Snail Mail Eschewed in Postal Staff Union Race
(CN) - The Postal Workers Union must allow candidates for union positions to send members campaign emails, despite an ideological preference for U.S. mail, a federal judge ruled.
Mark Dimondstein, Tony McKinnon and Violetta Ward are running for the offices of president, industrial relations directors and secretary-treasurer of the American Postal Workers Union, respectively, in an election this fall.
As part of their campaign efforts, the candidates want to email their campaign literature to union members. Traditional postal mailings could each cost the candidates more than $100,000.
The union maintains a database with contact information about its members, which includes 27,000 email addresses for its total of 193,000 members.
When the candidates requested the email addresses of members, however, the union's election committee refused, stating "it is not the policy of the APWU to provide the email address of members."
The candidates then sued, and U.S. District Judge Colleen Kollar-Kotelly granted them a preliminary injunction Thursday, finding no evidence that the request would pose a financial or administrative burden to the union, or that it would discriminate against any other candidates.
"Defendant makes much of the fact that it does not use the approximately 27,000 member e-mail addresses contained in the iMIS database to communicate with members," Kollar-Kotelly wrote. "Yet the mere fact that defendant does not send mass e-mails to all of the 27,000 e-mail addresses in its database does not show the absence of e-mail communication with members. Defendant has previously used its database of e-mail addresses to populate its two e-mail lists, managed by the legislative and retiree departments.
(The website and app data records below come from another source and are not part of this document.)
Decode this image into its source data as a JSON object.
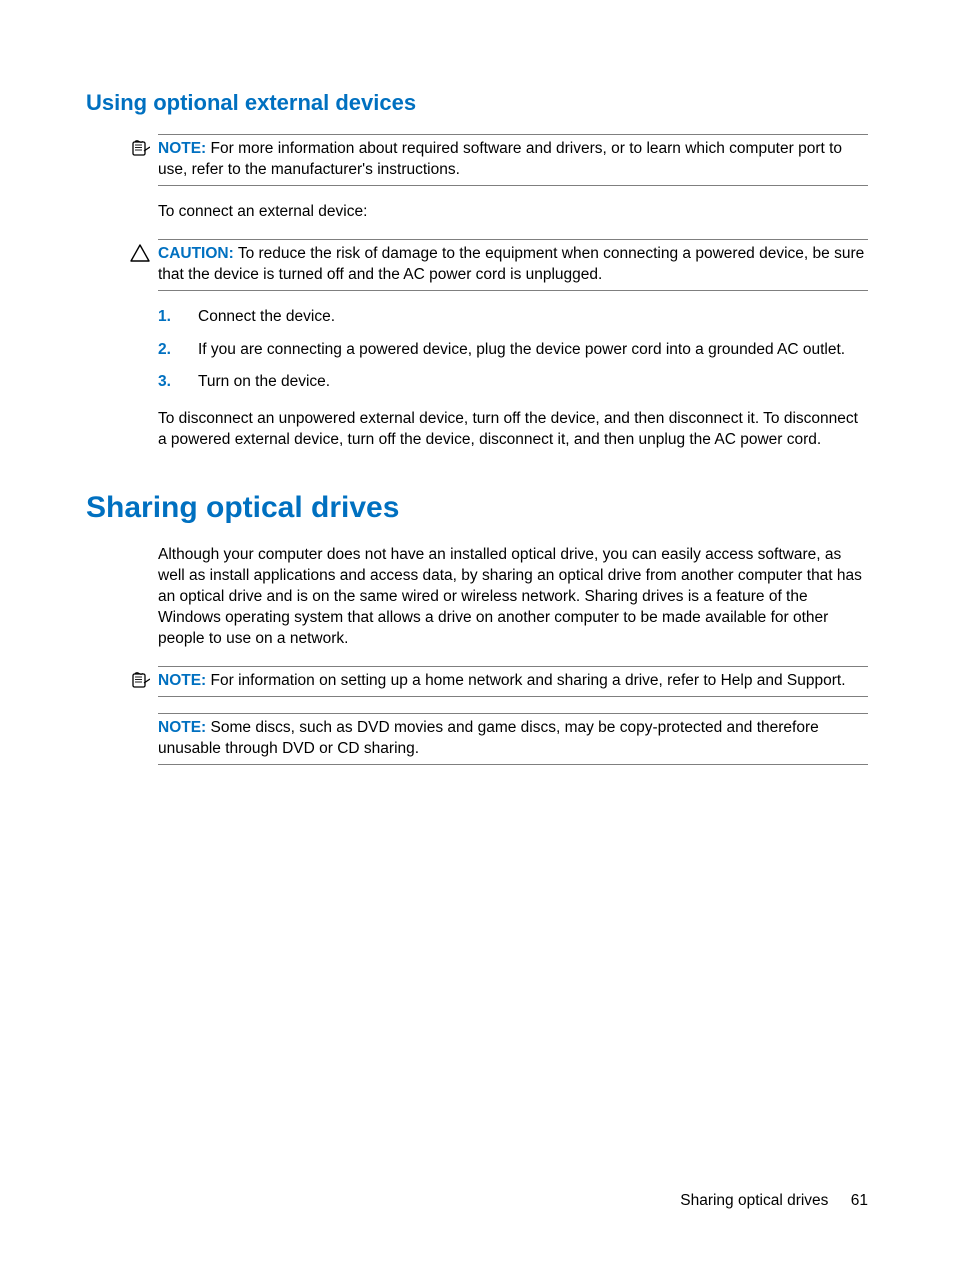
{
  "section1": {
    "heading": "Using optional external devices",
    "note1": {
      "label": "NOTE:",
      "text": "For more information about required software and drivers, or to learn which computer port to use, refer to the manufacturer's instructions."
    },
    "intro": "To connect an external device:",
    "caution": {
      "label": "CAUTION:",
      "text": "To reduce the risk of damage to the equipment when connecting a powered device, be sure that the device is turned off and the AC power cord is unplugged."
    },
    "steps": [
      "Connect the device.",
      "If you are connecting a powered device, plug the device power cord into a grounded AC outlet.",
      "Turn on the device."
    ],
    "disconnect": "To disconnect an unpowered external device, turn off the device, and then disconnect it. To disconnect a powered external device, turn off the device, disconnect it, and then unplug the AC power cord."
  },
  "section2": {
    "heading": "Sharing optical drives",
    "body": "Although your computer does not have an installed optical drive, you can easily access software, as well as install applications and access data, by sharing an optical drive from another computer that has an optical drive and is on the same wired or wireless network. Sharing drives is a feature of the Windows operating system that allows a drive on another computer to be made available for other people to use on a network.",
    "note1": {
      "label": "NOTE:",
      "text": "For information on setting up a home network and sharing a drive, refer to Help and Support."
    },
    "note2": {
      "label": "NOTE:",
      "text": "Some discs, such as DVD movies and game discs, may be copy-protected and therefore unusable through DVD or CD sharing."
    }
  },
  "footer": {
    "title": "Sharing optical drives",
    "page": "61"
  }
}
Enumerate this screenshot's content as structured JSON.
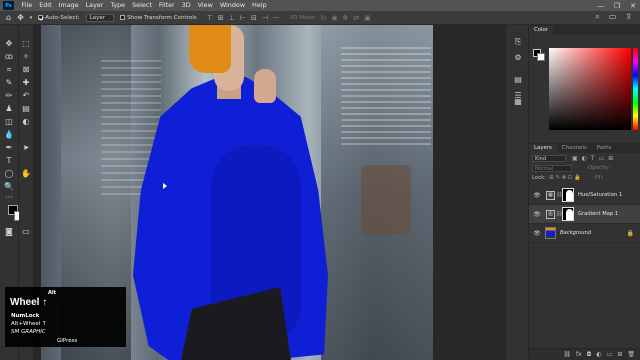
{
  "menubar": {
    "logo": "Ps",
    "items": [
      "File",
      "Edit",
      "Image",
      "Layer",
      "Type",
      "Select",
      "Filter",
      "3D",
      "View",
      "Window",
      "Help"
    ],
    "window_controls": [
      "—",
      "❐",
      "✕"
    ]
  },
  "options": {
    "tool_icon": "move-tool-icon",
    "auto_select_label": "Auto-Select:",
    "auto_select_checked": true,
    "auto_select_value": "Layer",
    "show_transform_label": "Show Transform Controls",
    "show_transform_checked": false,
    "mode_label": "3D Mode:"
  },
  "canvas": {
    "image_description_colors": {
      "sweater": "#0f1fd6",
      "hat": "#e08a18"
    }
  },
  "key_overlay": {
    "alt_top": "Alt",
    "wheel": "Wheel ↑",
    "numlock": "NumLock",
    "alt_wheel": "Alt+Wheel ↑",
    "brand": "SM GRAPHIC",
    "gipress": "GIPress"
  },
  "color_panel": {
    "tab": "Color"
  },
  "layers_panel": {
    "tabs": [
      "Layers",
      "Channels",
      "Paths"
    ],
    "filter_label": "Kind",
    "blend_mode": "Normal",
    "opacity_label": "Opacity:",
    "lock_label": "Lock:",
    "fill_label": "Fill:",
    "layers": [
      {
        "name": "Hue/Saturation 1",
        "type": "adjustment",
        "visible": true,
        "selected": false
      },
      {
        "name": "Gradient Map 1",
        "type": "adjustment",
        "visible": true,
        "selected": true
      },
      {
        "name": "Background",
        "type": "image",
        "visible": true,
        "selected": false,
        "locked": true
      }
    ]
  }
}
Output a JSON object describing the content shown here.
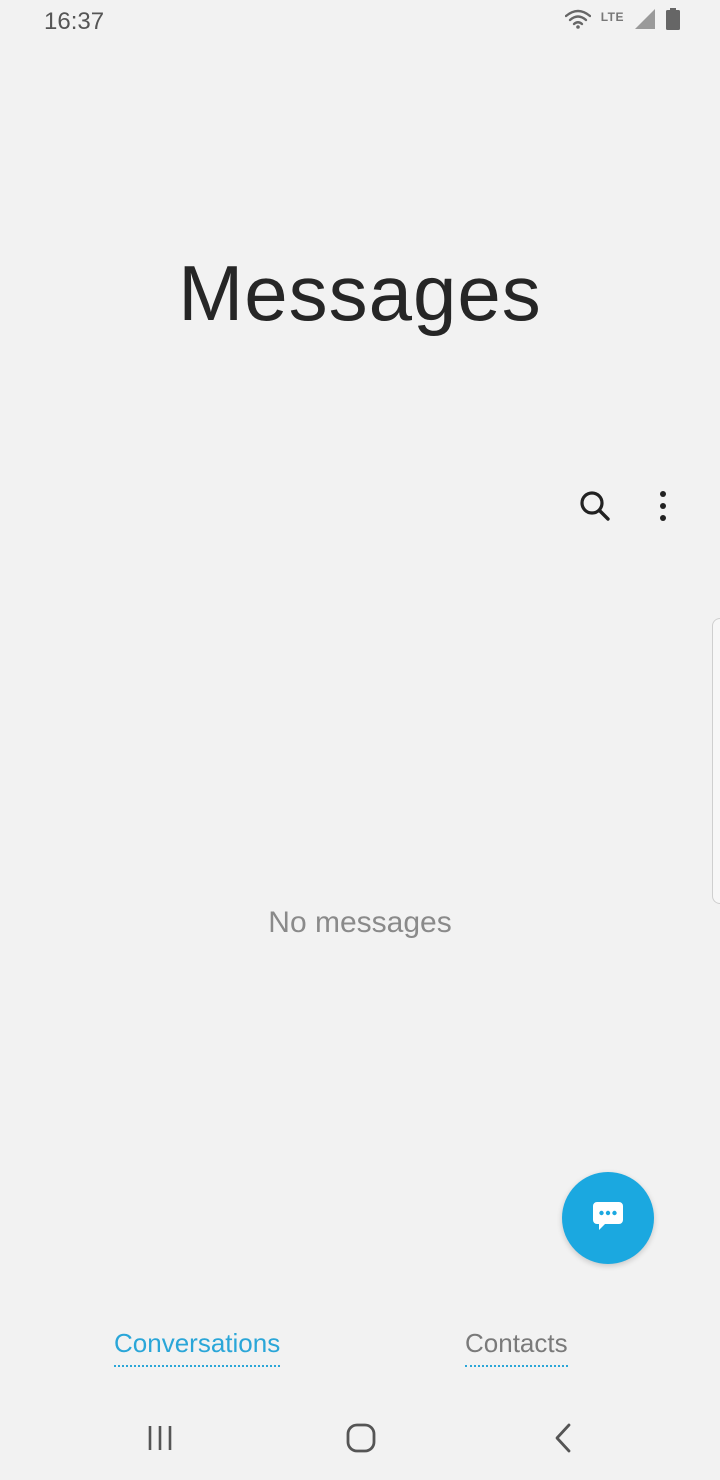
{
  "status_bar": {
    "time": "16:37",
    "network": "LTE",
    "icons": [
      "wifi-icon",
      "signal-icon",
      "battery-icon"
    ]
  },
  "header": {
    "title": "Messages"
  },
  "toolbar": {
    "search_icon": "search-icon",
    "more_icon": "more-options-icon"
  },
  "main": {
    "empty_text": "No messages"
  },
  "fab": {
    "icon": "compose-message-icon",
    "color": "#1ba8e0"
  },
  "tabs": [
    {
      "label": "Conversations",
      "active": true
    },
    {
      "label": "Contacts",
      "active": false
    }
  ],
  "nav_bar": {
    "icons": [
      "recent-apps-icon",
      "home-icon",
      "back-icon"
    ]
  },
  "colors": {
    "background": "#f2f2f2",
    "accent": "#2aa6d8",
    "fab": "#1ba8e0"
  }
}
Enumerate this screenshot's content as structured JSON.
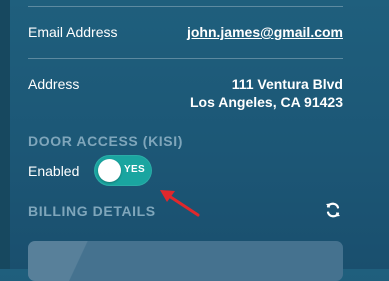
{
  "contact": {
    "email_label": "Email Address",
    "email_value": "john.james@gmail.com",
    "address_label": "Address",
    "address_line1": "111 Ventura Blvd",
    "address_line2": "Los Angeles, CA 91423"
  },
  "door_access": {
    "section_title": "DOOR ACCESS (KISI)",
    "enabled_label": "Enabled",
    "toggle_text": "YES",
    "toggle_on": true
  },
  "billing": {
    "section_title": "BILLING DETAILS",
    "refresh_icon": "refresh-icon"
  },
  "colors": {
    "background": "#1c5776",
    "toggle_on": "#1aa5a0",
    "section_heading": "#7fa6bb",
    "annotation_arrow": "#e0282c"
  }
}
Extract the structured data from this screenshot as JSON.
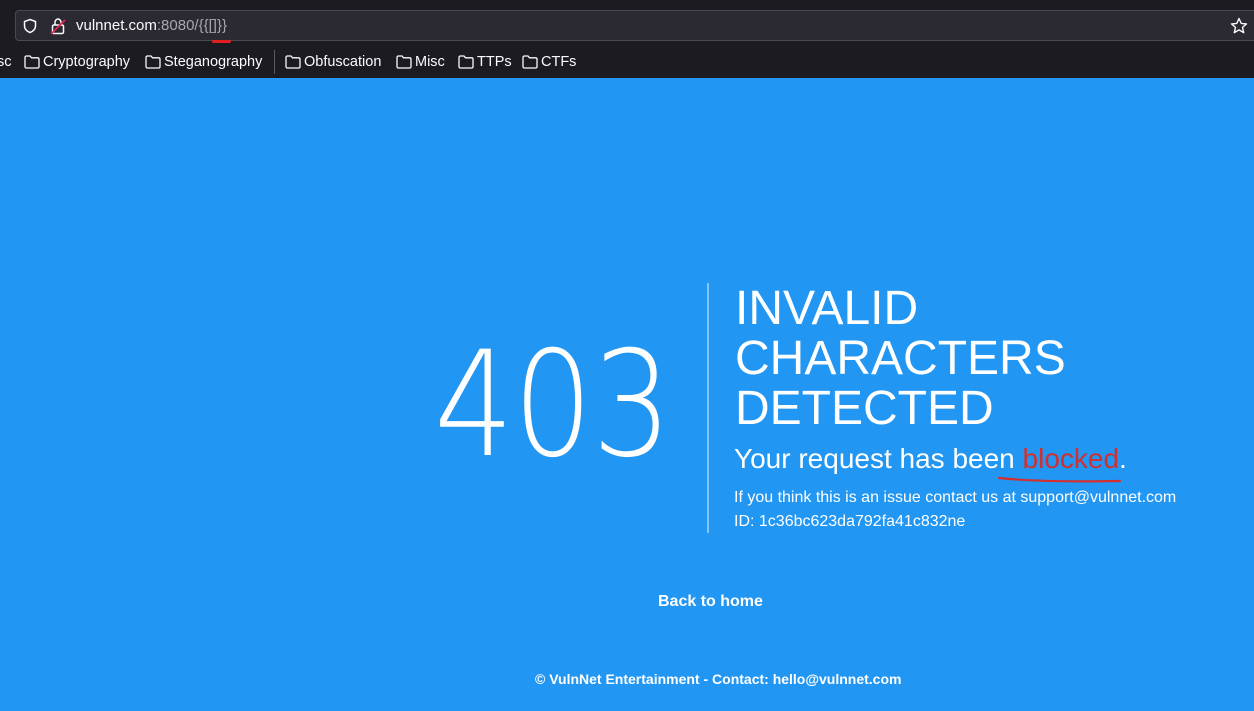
{
  "browser": {
    "url_host": "vulnnet.com",
    "url_port": ":8080",
    "url_path": "/{{[]}}",
    "bookmarks": [
      {
        "label": "sc"
      },
      {
        "label": "Cryptography"
      },
      {
        "label": "Steganography"
      },
      {
        "label": "Obfuscation"
      },
      {
        "label": "Misc"
      },
      {
        "label": "TTPs"
      },
      {
        "label": "CTFs"
      }
    ]
  },
  "error": {
    "code": "403",
    "headline_lines": [
      "INVALID",
      "CHARACTERS",
      "DETECTED"
    ],
    "subline_prefix": "Your request has been ",
    "subline_highlight": "blocked",
    "subline_suffix": ".",
    "info": "If you think this is an issue contact us at support@vulnnet.com",
    "id_line": "ID: 1c36bc623da792fa41c832ne",
    "back_link": "Back to home"
  },
  "footer": {
    "text": "© VulnNet Entertainment - Contact: hello@vulnnet.com"
  },
  "colors": {
    "page_background": "#2196f3",
    "chrome_background": "#1c1b22",
    "highlight_red": "#d32f2f"
  }
}
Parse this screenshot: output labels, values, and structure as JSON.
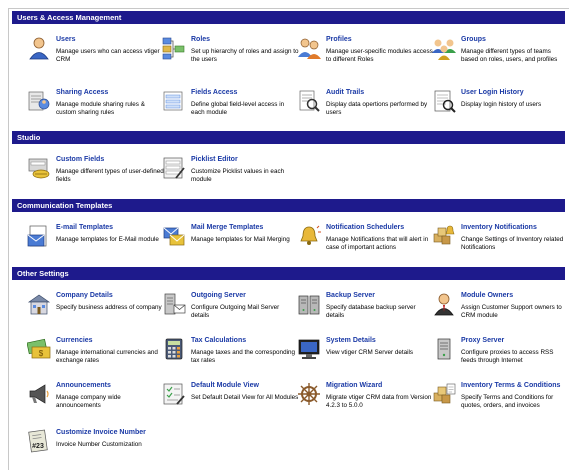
{
  "sections": [
    {
      "title": "Users & Access Management"
    },
    {
      "title": "Studio"
    },
    {
      "title": "Communication Templates"
    },
    {
      "title": "Other Settings"
    }
  ],
  "items": {
    "users": {
      "title": "Users",
      "desc": "Manage users who can access vtiger CRM",
      "icon": "user-icon"
    },
    "roles": {
      "title": "Roles",
      "desc": "Set up hierarchy of roles and assign to the users",
      "icon": "roles-hierarchy-icon"
    },
    "profiles": {
      "title": "Profiles",
      "desc": "Manage user-specific modules access to different Roles",
      "icon": "profiles-icon"
    },
    "groups": {
      "title": "Groups",
      "desc": "Manage different types of teams based on roles, users, and profiles",
      "icon": "groups-icon"
    },
    "sharing_access": {
      "title": "Sharing Access",
      "desc": "Manage module sharing rules & custom sharing rules",
      "icon": "sharing-access-icon"
    },
    "fields_access": {
      "title": "Fields Access",
      "desc": "Define global field-level access in each module",
      "icon": "fields-access-icon"
    },
    "audit_trails": {
      "title": "Audit Trails",
      "desc": "Display data opertions performed by users",
      "icon": "audit-trails-icon"
    },
    "user_login_history": {
      "title": "User Login History",
      "desc": "Display login history of users",
      "icon": "login-history-icon"
    },
    "custom_fields": {
      "title": "Custom Fields",
      "desc": "Manage different types of user-defined fields",
      "icon": "custom-fields-icon"
    },
    "picklist_editor": {
      "title": "Picklist Editor",
      "desc": "Customize Picklist values in each module",
      "icon": "picklist-editor-icon"
    },
    "email_templates": {
      "title": "E-mail Templates",
      "desc": "Manage templates for E-Mail module",
      "icon": "email-template-icon"
    },
    "mail_merge": {
      "title": "Mail Merge Templates",
      "desc": "Manage templates for Mail Merging",
      "icon": "mail-merge-icon"
    },
    "notification_schedulers": {
      "title": "Notification Schedulers",
      "desc": "Manage Notifications that will alert in case of important actions",
      "icon": "notification-bell-icon"
    },
    "inventory_notifications": {
      "title": "Inventory Notifications",
      "desc": "Change Settings of Inventory related Notifications",
      "icon": "inventory-notification-icon"
    },
    "company_details": {
      "title": "Company Details",
      "desc": "Specify business address of company",
      "icon": "company-building-icon"
    },
    "outgoing_server": {
      "title": "Outgoing Server",
      "desc": "Configure Outgoing Mail Server details",
      "icon": "outgoing-server-icon"
    },
    "backup_server": {
      "title": "Backup Server",
      "desc": "Specify database backup server details",
      "icon": "backup-server-icon"
    },
    "module_owners": {
      "title": "Module Owners",
      "desc": "Assign Customer Support owners to CRM module",
      "icon": "module-owners-icon"
    },
    "currencies": {
      "title": "Currencies",
      "desc": "Manage international currencies and exchange rates",
      "icon": "currencies-icon"
    },
    "tax_calculations": {
      "title": "Tax Calculations",
      "desc": "Manage taxes and the corresponding tax rates",
      "icon": "calculator-icon"
    },
    "system_details": {
      "title": "System Details",
      "desc": "View vtiger CRM Server details",
      "icon": "system-monitor-icon"
    },
    "proxy_server": {
      "title": "Proxy Server",
      "desc": "Configure proxies to access RSS feeds through Internet",
      "icon": "proxy-server-icon"
    },
    "announcements": {
      "title": "Announcements",
      "desc": "Manage company wide announcements",
      "icon": "announcement-megaphone-icon"
    },
    "default_module_view": {
      "title": "Default Module View",
      "desc": "Set Default Detail View for All Modules",
      "icon": "default-view-icon"
    },
    "migration_wizard": {
      "title": "Migration Wizard",
      "desc": "Migrate vtiger CRM data from Version 4.2.3 to 5.0.0",
      "icon": "migration-wheel-icon"
    },
    "inventory_terms": {
      "title": "Inventory Terms & Conditions",
      "desc": "Specify Terms and Conditions for quotes, orders, and invoices",
      "icon": "terms-conditions-icon"
    },
    "invoice_number": {
      "title": "Customize Invoice Number",
      "desc": "Invoice Number Customization",
      "icon": "invoice-number-icon"
    }
  }
}
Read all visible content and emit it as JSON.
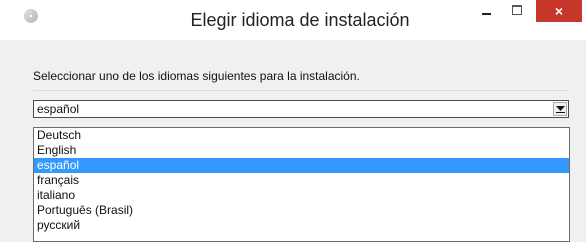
{
  "window": {
    "title": "Elegir idioma de instalación",
    "app_icon": "cd-disc-icon",
    "controls": {
      "minimize": "minimize-icon",
      "maximize": "maximize-icon",
      "close": "×"
    }
  },
  "dialog": {
    "instruction": "Seleccionar uno de los idiomas siguientes para la instalación.",
    "language_select": {
      "value": "español",
      "options": [
        "Deutsch",
        "English",
        "español",
        "français",
        "italiano",
        "Português (Brasil)",
        "русский"
      ],
      "selected_index": 2
    }
  },
  "colors": {
    "selection": "#3399ff",
    "close_button": "#c7382b"
  }
}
Both of these lists, which have been drawn from defendant's database of e-mail records, are frequently used to disseminate information to members."
Given that the union communicates with its members via email, it cannot refuse a reasonable request to distribute candidate information by email.
In addition, candidates have indicated they are willing to pay any costs associated with compiling the list of email addresses.
The union claimed that "it should not be forced to comply with plaintiffs' request because as a union of postal workers, it has 'a strong affinity for the U.S. Mail' and '[m]any of its members and many of its union leaders oppose the use of e-mail for sending union communications,'" Kollar-Kotelly said. "While the court understands and appreciates defendant's ideological reasons for refusing to distribute plaintiffs' materials via e-mail, Brown makes clear that such internal union policies should not be the focus of the section 401(c) reasonableness inquiry."
The union pointed to numerous other ways the candidates could communicate with voters, including Facebook, Twitter, the union's magazine, and their own websites.
But, "aside from the candidate letter sent to APWU members, the other forms of communication are passive, requiring voters to affirmatively seek out information about candidates. By contrast, e-mail communication would provide an inexpensive way for plaintiffs to reach out to voters, offering an active and arguably more useful form of campaigning. E-mail also offers the opportunity to reach voters who cannot be reached by other means, such as in-person campaigning," Kollar-Kotelly found.
"Depriving plaintiffs' of their statutory right to communicate with voters via e-mail could drastically affect their ability to run an effective campaign," she concluded.